When food preferences complicate social food

attenua asked:

…How do you deal with stating inconsistent preferences? I do not like some foods (e.g. cheeseburgers and pizza) because their high grease/fat content makes me feel bad after eating them. I frequently have to explain that a restaurant that has those foods or other high grease/fat alternatives will not serve me anything I will eat. This can look like I am criticizing other people’s eating of those foods, which is not helped by sometimes eating those foods anyway.

I think the most helpful thing is usually to suggest something specific that would mean everyone could get to eat something that they want.

For instance, if everyone wants to go to McDonalds, and you don’t feel up to eating greasy food that day, it could work to say “How about we go to Whole Foods instead?”

Or, “How about you grab a pizza, and I’ll grab something from the supermarket and we’ll meet up in the park?”

You don’t necessarily need to say why you don’t want to eat that kind of food. It’s hard to go into detail about that without sounding judgmental, and it’s also no one’s business, and not super-relevant to the practical problem at hand.

One thing you could say if you want to give a reason is something along the lines of: “I’m kind of not feeling up to eating greasy food today.

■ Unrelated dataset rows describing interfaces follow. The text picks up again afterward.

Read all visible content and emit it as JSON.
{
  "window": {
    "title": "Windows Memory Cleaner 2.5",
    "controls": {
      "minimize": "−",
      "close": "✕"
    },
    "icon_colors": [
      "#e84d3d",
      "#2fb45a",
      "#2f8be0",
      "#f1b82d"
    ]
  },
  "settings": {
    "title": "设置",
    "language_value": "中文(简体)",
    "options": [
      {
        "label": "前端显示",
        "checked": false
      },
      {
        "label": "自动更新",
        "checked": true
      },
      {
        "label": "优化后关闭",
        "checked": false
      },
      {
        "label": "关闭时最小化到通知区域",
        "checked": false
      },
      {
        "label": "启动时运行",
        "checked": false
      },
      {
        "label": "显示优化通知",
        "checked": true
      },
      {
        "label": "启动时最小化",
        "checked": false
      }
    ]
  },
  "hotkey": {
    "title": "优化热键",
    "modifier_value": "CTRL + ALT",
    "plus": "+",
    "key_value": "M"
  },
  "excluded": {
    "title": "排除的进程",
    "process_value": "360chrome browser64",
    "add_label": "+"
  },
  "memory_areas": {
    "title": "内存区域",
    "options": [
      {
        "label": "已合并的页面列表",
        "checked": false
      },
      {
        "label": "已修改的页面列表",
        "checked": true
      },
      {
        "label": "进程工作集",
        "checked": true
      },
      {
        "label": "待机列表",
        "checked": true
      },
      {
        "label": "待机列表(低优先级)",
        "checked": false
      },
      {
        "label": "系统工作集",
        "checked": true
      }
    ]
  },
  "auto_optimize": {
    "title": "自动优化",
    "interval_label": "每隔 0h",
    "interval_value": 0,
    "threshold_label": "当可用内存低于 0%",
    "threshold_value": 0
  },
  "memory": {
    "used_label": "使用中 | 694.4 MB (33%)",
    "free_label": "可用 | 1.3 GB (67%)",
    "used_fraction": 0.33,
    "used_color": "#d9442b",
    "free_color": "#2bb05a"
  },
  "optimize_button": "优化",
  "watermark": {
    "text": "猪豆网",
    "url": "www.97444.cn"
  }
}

How about we go to Place That Has Greasy And Non-Greasy Food?” That wouldn’t sound like a categorical statement that you will never eat greasy food ever, and it might not sound like an objection to others wanting to do so either.

(Saying explicitly that you’re not judging anyone would probably make matters worse. “I’m not judging anyone but…” is usually the kind of thing people say to get away with saying judgmental things, similarly to “no offense but…”)

Generally speaking, people are a lot more willing to do something that will solve a problem if they don’t have to come up with the actual solution themselves.